#### Task input
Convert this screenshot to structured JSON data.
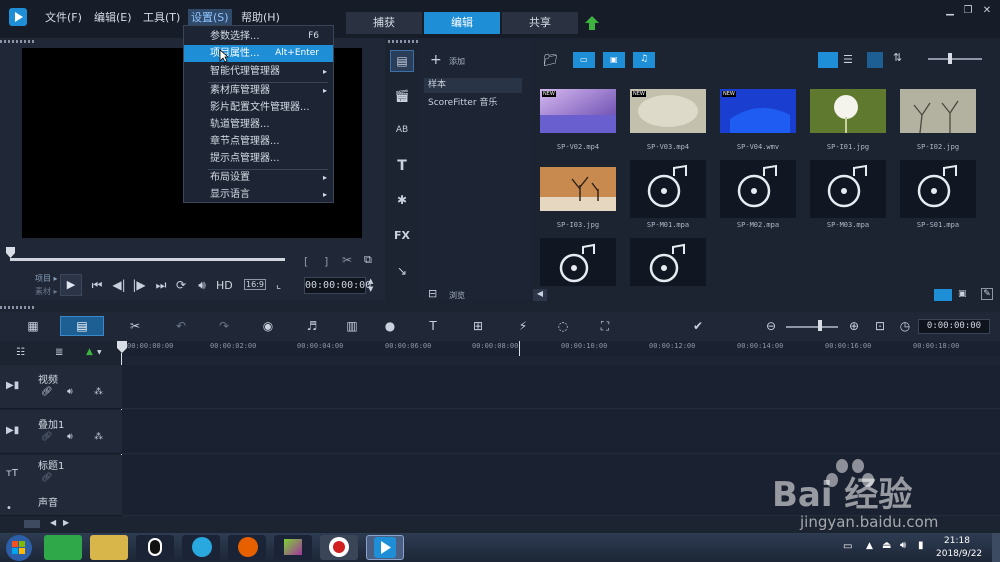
{
  "menu": {
    "file": "文件(F)",
    "edit": "编辑(E)",
    "tools": "工具(T)",
    "settings": "设置(S)",
    "help": "帮助(H)"
  },
  "mode_tabs": [
    "捕获",
    "编辑",
    "共享"
  ],
  "settings_menu": {
    "items": [
      {
        "label": "参数选择...",
        "shortcut": "F6"
      },
      {
        "label": "项目属性...",
        "shortcut": "Alt+Enter"
      },
      {
        "label": "智能代理管理器",
        "arrow": "▸"
      },
      {
        "label": "素材库管理器",
        "arrow": "▸"
      },
      {
        "label": "影片配置文件管理器..."
      },
      {
        "label": "轨道管理器..."
      },
      {
        "label": "章节点管理器..."
      },
      {
        "label": "提示点管理器..."
      },
      {
        "label": "布局设置",
        "arrow": "▸"
      },
      {
        "label": "显示语言",
        "arrow": "▸"
      }
    ]
  },
  "preview": {
    "project_label": "项目 ▸",
    "clip_label": "素材 ▸",
    "hd_label": "HD",
    "ratio_label": "16:9",
    "timecode": "00:00:00:00"
  },
  "library": {
    "add_label": "添加",
    "browse_label": "浏览",
    "folders": [
      "样本",
      "ScoreFitter 音乐"
    ],
    "items": [
      {
        "name": "SP-V02.mp4",
        "new": "NEW"
      },
      {
        "name": "SP-V03.mp4",
        "new": "NEW"
      },
      {
        "name": "SP-V04.wmv",
        "new": "NEW"
      },
      {
        "name": "SP-I01.jpg"
      },
      {
        "name": "SP-I02.jpg"
      },
      {
        "name": "SP-I03.jpg"
      },
      {
        "name": "SP-M01.mpa"
      },
      {
        "name": "SP-M02.mpa"
      },
      {
        "name": "SP-M03.mpa"
      },
      {
        "name": "SP-S01.mpa"
      },
      {
        "name": ""
      },
      {
        "name": ""
      }
    ]
  },
  "timeline": {
    "timecode": "0:00:00:00",
    "ruler": [
      "00:00:00:00",
      "00:00:02:00",
      "00:00:04:00",
      "00:00:06:00",
      "00:00:08:00",
      "00:00:10:00",
      "00:00:12:00",
      "00:00:14:00",
      "00:00:16:00",
      "00:00:18:00"
    ],
    "tracks": [
      "视频",
      "叠加1",
      "标题1",
      "声音"
    ]
  },
  "taskbar": {
    "time": "21:18",
    "date": "2018/9/22"
  },
  "watermark": {
    "brand": "Bai 经验",
    "url": "jingyan.baidu.com"
  },
  "colors": {
    "accent": "#1e8fd6",
    "background": "#1c2331"
  }
}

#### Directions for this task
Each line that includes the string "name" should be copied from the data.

#### Task solution
        "name": "SP-V02.mp4",
        "name": "SP-V03.mp4",
        "name": "SP-V04.wmv",
        "name": "SP-I01.jpg"
        "name": "SP-I02.jpg"
        "name": "SP-I03.jpg"
        "name": "SP-M01.mpa"
        "name": "SP-M02.mpa"
        "name": "SP-M03.mpa"
        "name": "SP-S01.mpa"
        "name": ""
        "name": ""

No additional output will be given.